Gold and Blue
The afternoon is 26 minutes longer than it was in mid-December, when sunset came the earliest it does the whole year. I keep reminding myself it is only mid-January, there is much cold weather to come before we again hear peepers.
Then I come home just before four, after a dull morning and an afternoon of cloudy gray, to feel the sky breaking in the southwest, the sun, after being blanketed by cotton wool, bursting free and glowing gold. It shone as though releasing a day's worth of pent-up energy.
It is all a matter of where one is in relationship to the sun and that afternoon I happened to be in the right place at the right moment. It does not last, I know, from other days watching a spot of glowing light vanish in the seconds it takes to pull over on the road shoulder and fumble for my phone camera — or realizing I have walked outside without it.
The upper part of the Mansion Road is a bit of a tunnel, the land rising on either side, old trees and brush and vines still devouring the north, the higher, side behind remnants of old fencing. Then the incline ends and the land opens, and the telephone poles — I know, they are utility poles but old ways die hard — stand tall and solitary. Heading west this same time of day and year the wires can gleam a rose-gold, like that wire my jewelry factory worker grandfather “drew” every day from a finite quantity of precious metal weighed out and back in on either end of his shift.
He came to America, bought a little piece of land in a small town on the rail line between Boston and Providence, managed to build a house and stay employed through the Great Depression. There is, apparently, always a market for items crafted of gold, some for industrial use but in his job, primarily for jewelry.

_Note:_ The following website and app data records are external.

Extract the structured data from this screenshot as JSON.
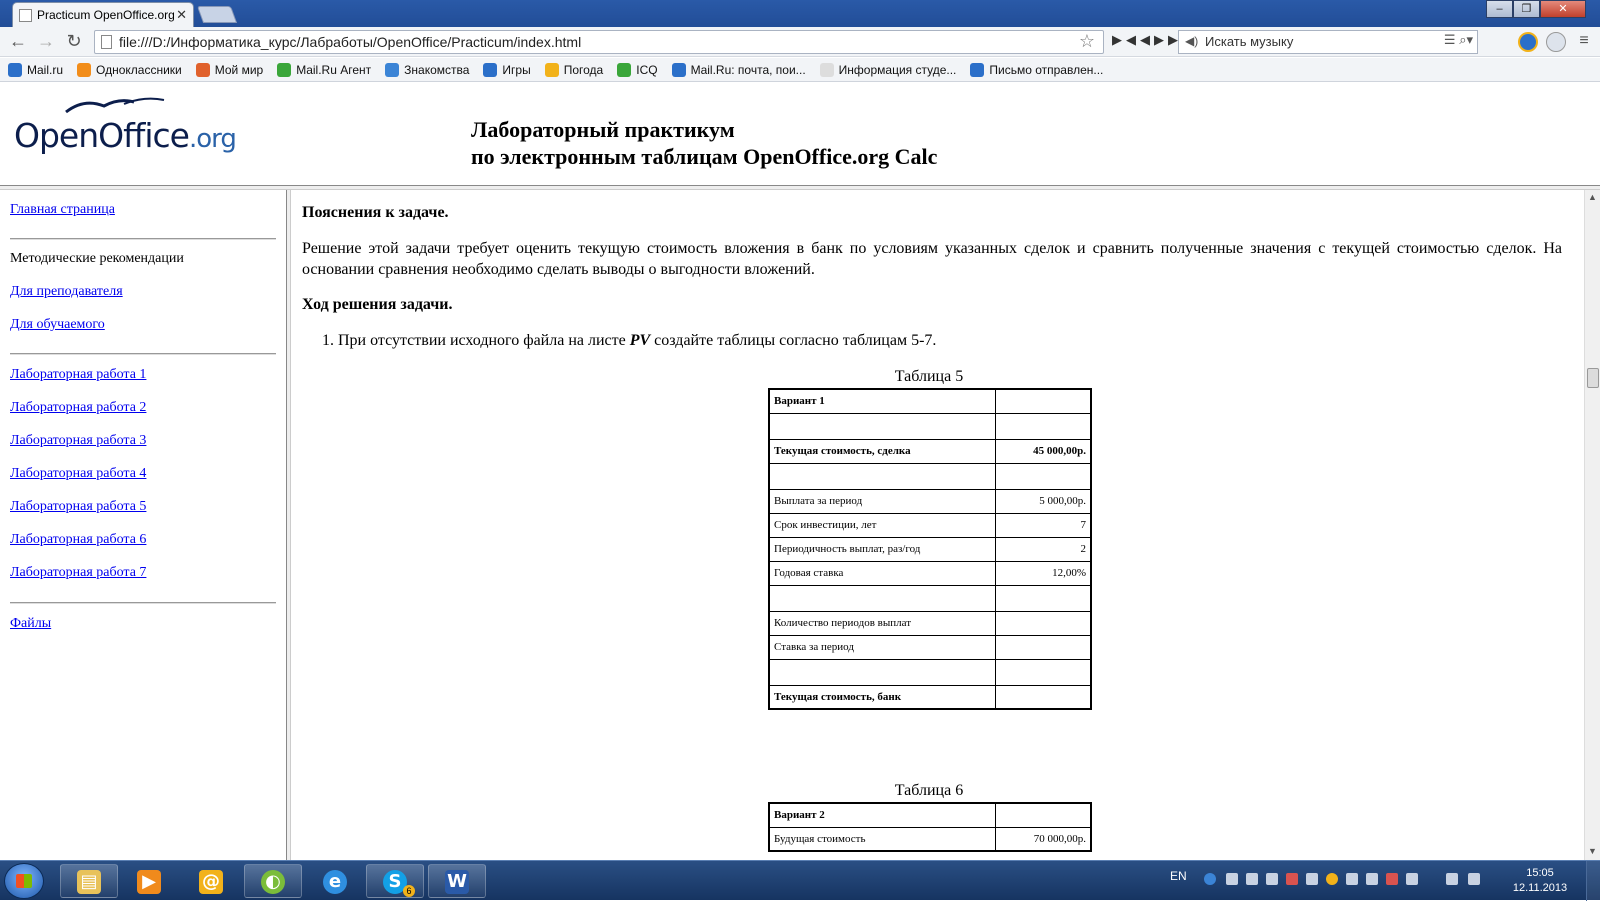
{
  "browser": {
    "tab_title": "Practicum OpenOffice.org",
    "url": "file:///D:/Информатика_курс/Лабработы/OpenOffice/Practicum/index.html",
    "music_search_placeholder": "Искать музыку"
  },
  "bookmarks": [
    {
      "label": "Mail.ru",
      "color": "#2b6fc9"
    },
    {
      "label": "Одноклассники",
      "color": "#f28d1a"
    },
    {
      "label": "Мой мир",
      "color": "#e0612c"
    },
    {
      "label": "Mail.Ru Агент",
      "color": "#3aa63a"
    },
    {
      "label": "Знакомства",
      "color": "#3b84d6"
    },
    {
      "label": "Игры",
      "color": "#2b6fc9"
    },
    {
      "label": "Погода",
      "color": "#f2b21a"
    },
    {
      "label": "ICQ",
      "color": "#3aa63a"
    },
    {
      "label": "Mail.Ru: почта, пои...",
      "color": "#2b6fc9"
    },
    {
      "label": "Информация студе...",
      "color": "#dddddd"
    },
    {
      "label": "Письмо отправлен...",
      "color": "#2b6fc9"
    }
  ],
  "header": {
    "logo_main": "OpenOffice",
    "logo_suffix": ".org",
    "title_line1": "Лабораторный практикум",
    "title_line2": "по электронным таблицам OpenOffice.org Calc"
  },
  "sidebar": {
    "home": "Главная страница",
    "methodical": "Методические рекомендации",
    "for_teacher": "Для преподавателя",
    "for_student": "Для обучаемого",
    "labs": [
      "Лабораторная работа 1",
      "Лабораторная работа 2",
      "Лабораторная работа 3",
      "Лабораторная работа 4",
      "Лабораторная работа 5",
      "Лабораторная работа 6",
      "Лабораторная работа 7"
    ],
    "files": "Файлы"
  },
  "content": {
    "heading1": "Пояснения к задаче.",
    "paragraph1": "Решение этой задачи требует оценить текущую стоимость вложения в банк по условиям указанных сделок и сравнить полученные значения с текущей стоимостью сделок. На основании сравнения необходимо сделать выводы о выгодности вложений.",
    "heading2": "Ход решения задачи.",
    "step1_prefix": "1.  При отсутствии исходного файла на листе ",
    "step1_sheet": "PV",
    "step1_suffix": " создайте таблицы согласно таблицам 5-7.",
    "table5": {
      "caption": "Таблица 5",
      "rows": [
        {
          "label": "Вариант 1",
          "value": ""
        },
        {
          "label": "",
          "value": ""
        },
        {
          "label": "Текущая стоимость, сделка",
          "value": "45 000,00р."
        },
        {
          "label": "",
          "value": ""
        },
        {
          "label": "Выплата за период",
          "value": "5 000,00р."
        },
        {
          "label": "Срок инвестиции, лет",
          "value": "7"
        },
        {
          "label": "Периодичность выплат, раз/год",
          "value": "2"
        },
        {
          "label": "Годовая ставка",
          "value": "12,00%"
        },
        {
          "label": "",
          "value": ""
        },
        {
          "label": "Количество периодов выплат",
          "value": ""
        },
        {
          "label": "Ставка за период",
          "value": ""
        },
        {
          "label": "",
          "value": ""
        },
        {
          "label": "Текущая стоимость, банк",
          "value": ""
        }
      ]
    },
    "table6": {
      "caption": "Таблица 6",
      "rows": [
        {
          "label": "Вариант 2",
          "value": ""
        },
        {
          "label": "Будущая стоимость",
          "value": "70 000,00р."
        }
      ]
    }
  },
  "taskbar": {
    "language": "EN",
    "time": "15:05",
    "date": "12.11.2013",
    "skype_badge": "6"
  }
}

On this recent day of an exploding day star I was headed east, and the wires were just black lines against a dark sky, connecting wooden poles nearly aglow. They were pale in that direct sun that illuminates regular white house trim to something luminous and makes even winter bare and gray brush turn some unidentifiable, magical, hue.
It is easy to tell the time of year by shadows, still falling from far to the south of west, letting a row of privet turn the road dark, as the sun skating over it brightens the neighbor's roof.
And, of course, it is January, there was no one behind me frantic to reach the Mansion Beach and snag that one last parking spot that is going to vanish into the ether in the seconds they are held up, no one honking a horn — do people not realize that provides NO motivation to move?!
The sky to the east was deep blue, the light was molten, and fleeting. I did not expect it to still be flowing when I turned into my own field and felt myself at the end of the rainbow, my neighbor’s hills just visible over the newly shorn front lot, all running together in a sea of amber with a dark line of a stone wall disappearing over the far crest. At the edge of the vista stood the old barn, one of those that, for all its exposure to the raging wind, did survive the 1938 Hurricane and stands yet, giving definition to the space and providing historical reference. Yes, it says, this is farmland.
One winter I had a library book for months; no one else wanted it and I kept renewing it and renewing it, slowing working my way through the dense prose which wove a mystical tale in a very real — most of the time — setting, a rumbling, growing, turning from the nineteenth century, New York City. It was the first I'd learned of the Five Points, an historic area which became more widely known with the release of The Gangs of New York. The head villain in the tome was one Pearly Soames, an odd character, small and evil and fast, almost a hostage to his fascination, longing, even fetish for gold.
All the time he was looking to steal it from rich city dwellers to line an underground room all he needed only go north, to the then not so distant pasture lands of northern Manhattan at the right time of day and year. Although a horrid member of a gang called the Short Tails was not on my mind when I saw the shining land before me.
The sun stayed intense for several minutes that afternoon, on the poles and wires, and on the hillsides. The sky just a few degrees more to the east was a softer blue, the hill beyond a softer yellow. The light turned the fluffy topped phragmites on the far side of the pond into a floating pool of golden light, a coda to a day-is-done display.
The day of the extraordinary sun marked forty-nine years since my father died. I was in college and easily reachable but my brother was on “Polaris Patrol” submerged in the North Atlantic. He said he received “a short, but very moving letter. . . over the Lincoln’s floating wire (very low frequency -VLF) radio receiver.”
I remembered when I read his words that the Abraham Lincoln, like all submarines, had alternating crews, designated Gold and Blue, the colors of the land and sky all these years later. We knew these fields when we were children, our father taught us to drive the tractor out there — or taught my brother, I was way too little and far more interested in what I could see from the new-found height of the vehicle seat than paying attention to where I was heading. He did teach me to drive a car, many years later.
There is always a thread.